Given data:
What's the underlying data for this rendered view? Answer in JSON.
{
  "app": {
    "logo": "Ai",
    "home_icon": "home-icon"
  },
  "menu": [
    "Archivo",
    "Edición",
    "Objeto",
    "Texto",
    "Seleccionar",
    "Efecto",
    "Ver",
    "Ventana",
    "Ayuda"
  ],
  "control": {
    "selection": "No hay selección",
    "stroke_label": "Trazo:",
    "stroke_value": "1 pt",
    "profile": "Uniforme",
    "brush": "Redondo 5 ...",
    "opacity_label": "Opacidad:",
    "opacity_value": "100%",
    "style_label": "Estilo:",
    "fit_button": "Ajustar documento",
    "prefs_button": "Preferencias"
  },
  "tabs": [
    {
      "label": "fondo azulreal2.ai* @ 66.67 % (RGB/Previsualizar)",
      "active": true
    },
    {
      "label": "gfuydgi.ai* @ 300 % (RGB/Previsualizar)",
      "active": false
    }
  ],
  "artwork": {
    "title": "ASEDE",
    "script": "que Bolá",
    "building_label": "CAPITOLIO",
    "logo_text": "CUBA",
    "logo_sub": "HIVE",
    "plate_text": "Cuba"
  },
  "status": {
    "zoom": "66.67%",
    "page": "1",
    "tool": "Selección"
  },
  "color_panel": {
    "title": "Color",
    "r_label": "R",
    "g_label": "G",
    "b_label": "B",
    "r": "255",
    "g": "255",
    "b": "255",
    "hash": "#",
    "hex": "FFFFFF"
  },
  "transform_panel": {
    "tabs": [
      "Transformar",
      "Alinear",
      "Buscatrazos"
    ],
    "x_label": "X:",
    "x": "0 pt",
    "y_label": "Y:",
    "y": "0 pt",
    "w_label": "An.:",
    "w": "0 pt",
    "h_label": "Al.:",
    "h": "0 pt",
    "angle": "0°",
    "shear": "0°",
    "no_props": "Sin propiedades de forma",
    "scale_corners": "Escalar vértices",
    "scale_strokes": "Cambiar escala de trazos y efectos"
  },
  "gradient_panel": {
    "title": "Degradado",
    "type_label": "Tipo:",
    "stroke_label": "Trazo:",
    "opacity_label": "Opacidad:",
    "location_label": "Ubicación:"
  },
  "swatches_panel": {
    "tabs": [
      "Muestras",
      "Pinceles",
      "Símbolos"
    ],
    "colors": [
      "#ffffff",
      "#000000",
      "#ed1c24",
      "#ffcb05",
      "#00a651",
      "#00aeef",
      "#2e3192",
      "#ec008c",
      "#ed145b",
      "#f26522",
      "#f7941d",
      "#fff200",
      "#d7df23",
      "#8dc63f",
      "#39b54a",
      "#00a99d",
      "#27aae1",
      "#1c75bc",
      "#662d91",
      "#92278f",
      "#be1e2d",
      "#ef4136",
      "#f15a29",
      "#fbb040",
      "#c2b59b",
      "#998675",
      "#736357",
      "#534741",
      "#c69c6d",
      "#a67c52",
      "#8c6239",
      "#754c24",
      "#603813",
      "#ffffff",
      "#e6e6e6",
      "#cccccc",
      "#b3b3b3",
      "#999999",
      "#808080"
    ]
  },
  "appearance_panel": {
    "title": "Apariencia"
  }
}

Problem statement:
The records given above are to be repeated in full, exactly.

Reply:
What's the underlying data for this rendered view? Answer in JSON.
{
  "app": {
    "logo": "Ai",
    "home_icon": "home-icon"
  },
  "menu": [
    "Archivo",
    "Edición",
    "Objeto",
    "Texto",
    "Seleccionar",
    "Efecto",
    "Ver",
    "Ventana",
    "Ayuda"
  ],
  "control": {
    "selection": "No hay selección",
    "stroke_label": "Trazo:",
    "stroke_value": "1 pt",
    "profile": "Uniforme",
    "brush": "Redondo 5 ...",
    "opacity_label": "Opacidad:",
    "opacity_value": "100%",
    "style_label": "Estilo:",
    "fit_button": "Ajustar documento",
    "prefs_button": "Preferencias"
  },
  "tabs": [
    {
      "label": "fondo azulreal2.ai* @ 66.67 % (RGB/Previsualizar)",
      "active": true
    },
    {
      "label": "gfuydgi.ai* @ 300 % (RGB/Previsualizar)",
      "active": false
    }
  ],
  "artwork": {
    "title": "ASEDE",
    "script": "que Bolá",
    "building_label": "CAPITOLIO",
    "logo_text": "CUBA",
    "logo_sub": "HIVE",
    "plate_text": "Cuba"
  },
  "status": {
    "zoom": "66.67%",
    "page": "1",
    "tool": "Selección"
  },
  "color_panel": {
    "title": "Color",
    "r_label": "R",
    "g_label": "G",
    "b_label": "B",
    "r": "255",
    "g": "255",
    "b": "255",
    "hash": "#",
    "hex": "FFFFFF"
  },
  "transform_panel": {
    "tabs": [
      "Transformar",
      "Alinear",
      "Buscatrazos"
    ],
    "x_label": "X:",
    "x": "0 pt",
    "y_label": "Y:",
    "y": "0 pt",
    "w_label": "An.:",
    "w": "0 pt",
    "h_label": "Al.:",
    "h": "0 pt",
    "angle": "0°",
    "shear": "0°",
    "no_props": "Sin propiedades de forma",
    "scale_corners": "Escalar vértices",
    "scale_strokes": "Cambiar escala de trazos y efectos"
  },
  "gradient_panel": {
    "title": "Degradado",
    "type_label": "Tipo:",
    "stroke_label": "Trazo:",
    "opacity_label": "Opacidad:",
    "location_label": "Ubicación:"
  },
  "swatches_panel": {
    "tabs": [
      "Muestras",
      "Pinceles",
      "Símbolos"
    ],
    "colors": [
      "#ffffff",
      "#000000",
      "#ed1c24",
      "#ffcb05",
      "#00a651",
      "#00aeef",
      "#2e3192",
      "#ec008c",
      "#ed145b",
      "#f26522",
      "#f7941d",
      "#fff200",
      "#d7df23",
      "#8dc63f",
      "#39b54a",
      "#00a99d",
      "#27aae1",
      "#1c75bc",
      "#662d91",
      "#92278f",
      "#be1e2d",
      "#ef4136",
      "#f15a29",
      "#fbb040",
      "#c2b59b",
      "#998675",
      "#736357",
      "#534741",
      "#c69c6d",
      "#a67c52",
      "#8c6239",
      "#754c24",
      "#603813",
      "#ffffff",
      "#e6e6e6",
      "#cccccc",
      "#b3b3b3",
      "#999999",
      "#808080"
    ]
  },
  "appearance_panel": {
    "title": "Apariencia"
  }
}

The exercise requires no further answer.